Bil’s rating (out of 5): BBBB. United Kingdom/USA, 2018. Acacia Filmed Entertainment, Savvy Media Holdings, Thunder Road Pictures, Denver and Delilah Productions, Kamala Films. Screenplay by Arash Amel, based on the Vanity Fair article “Marie Colvin’s Private War” by Marie Brenner. Cinematography by Robert Richardson. Produced by Matthew George, Matthew Heineman, Basil Iwanyk, Marissa McMahon, Charlize Theron. Music by H. Scott Salinas. Production Design by Sophie Becher. Costume Design by Michael O’Connor. Film Editing by Nick Fenton. Golden Globe Awards 2018. Toronto International Film Festival 2018.

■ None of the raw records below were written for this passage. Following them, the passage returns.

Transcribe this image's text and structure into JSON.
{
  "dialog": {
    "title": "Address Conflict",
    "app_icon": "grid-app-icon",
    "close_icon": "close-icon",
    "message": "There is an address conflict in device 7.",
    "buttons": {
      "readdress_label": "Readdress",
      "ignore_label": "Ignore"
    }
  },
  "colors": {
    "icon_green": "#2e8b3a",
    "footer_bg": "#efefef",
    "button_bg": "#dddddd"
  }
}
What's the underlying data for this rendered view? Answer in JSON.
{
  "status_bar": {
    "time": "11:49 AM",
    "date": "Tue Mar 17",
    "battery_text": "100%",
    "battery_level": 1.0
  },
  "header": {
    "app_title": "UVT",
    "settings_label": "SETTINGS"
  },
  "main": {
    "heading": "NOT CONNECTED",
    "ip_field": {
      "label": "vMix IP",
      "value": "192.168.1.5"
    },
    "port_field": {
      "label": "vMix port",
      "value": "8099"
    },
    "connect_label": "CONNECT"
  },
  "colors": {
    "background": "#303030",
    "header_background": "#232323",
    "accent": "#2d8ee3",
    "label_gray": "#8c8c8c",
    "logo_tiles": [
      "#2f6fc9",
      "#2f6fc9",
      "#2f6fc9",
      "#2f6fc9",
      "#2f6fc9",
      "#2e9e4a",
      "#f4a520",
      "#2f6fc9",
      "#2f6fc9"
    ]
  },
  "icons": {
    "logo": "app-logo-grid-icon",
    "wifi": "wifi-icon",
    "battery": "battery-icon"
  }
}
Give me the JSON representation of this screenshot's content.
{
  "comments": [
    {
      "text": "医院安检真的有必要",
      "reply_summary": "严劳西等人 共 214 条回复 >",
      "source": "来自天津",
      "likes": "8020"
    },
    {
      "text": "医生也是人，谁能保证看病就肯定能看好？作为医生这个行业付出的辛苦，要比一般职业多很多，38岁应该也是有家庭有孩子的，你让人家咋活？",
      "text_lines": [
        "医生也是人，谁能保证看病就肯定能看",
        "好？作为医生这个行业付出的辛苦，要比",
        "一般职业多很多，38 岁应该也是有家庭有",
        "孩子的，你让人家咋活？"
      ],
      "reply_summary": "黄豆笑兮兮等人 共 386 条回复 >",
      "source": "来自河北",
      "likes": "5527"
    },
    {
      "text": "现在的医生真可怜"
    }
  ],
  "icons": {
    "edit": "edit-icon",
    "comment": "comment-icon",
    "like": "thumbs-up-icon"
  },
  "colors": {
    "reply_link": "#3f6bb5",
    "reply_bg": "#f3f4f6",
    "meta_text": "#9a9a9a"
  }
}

Documentary filmmaker Matthew Heineman makes his feature-film debut with a story not far removed from his own bold voyages into dangerous territory, capturing the last few years in the life of Sunday Times journalist Marie Colvin. Portrayed here by a riveting Rosamund Pike, who roughens her voice and hardens her porcelain demeanor to capture a woman most comfortable in a pair of combat boots and smoking a cigarette while being shot at, Colvin finds herself needing to face the demons that have become unavoidable after twenty years of visiting places raging with conflict and seeing so much human suffering up close. Her friends are concerned that she isn’t taking her trauma seriously, that she needs as much as help as soldiers do when removed from war zones; she herself is haunted by images she has seen but is still addicted to her compulsion to witness these tragedies up close. Colvin does pursue help and rest but, despite the concern coming from her exasperated editor (Tom Hollander in a wonderful performance), she needs very little prompting to get back on an airplane and head somewhere terrible, striking up a close friendship with a photographer Paul Conroy (played here by a sympathetic Jamie Dornan, with whom Pike has marvelous chemistry) that lasts until the end of her tragically short life. Heineman admires this woman’s drive while respecting the toll her work takes on her, giving as much time to the excitement of being in the field as he does the effect it has on her mind and body (aside from some very serious post-traumatic stress disorder, Colvin also loses an eye in Sri Lanka), but in his determination to not waste his first opportunity at feature filmmaking, he does include some gracelessly unnecessary dream sequences that don’t comfortably fit with the docudrama-style narrative. There are moments that are truly exciting, others feel like they’re out of a TV movie, but the film is kept classy thanks to Pike’s exceptional performance, which does great justice to a larger than life personality by giving a ridiculously outsized, thoroughly scrumptious performance that never quits.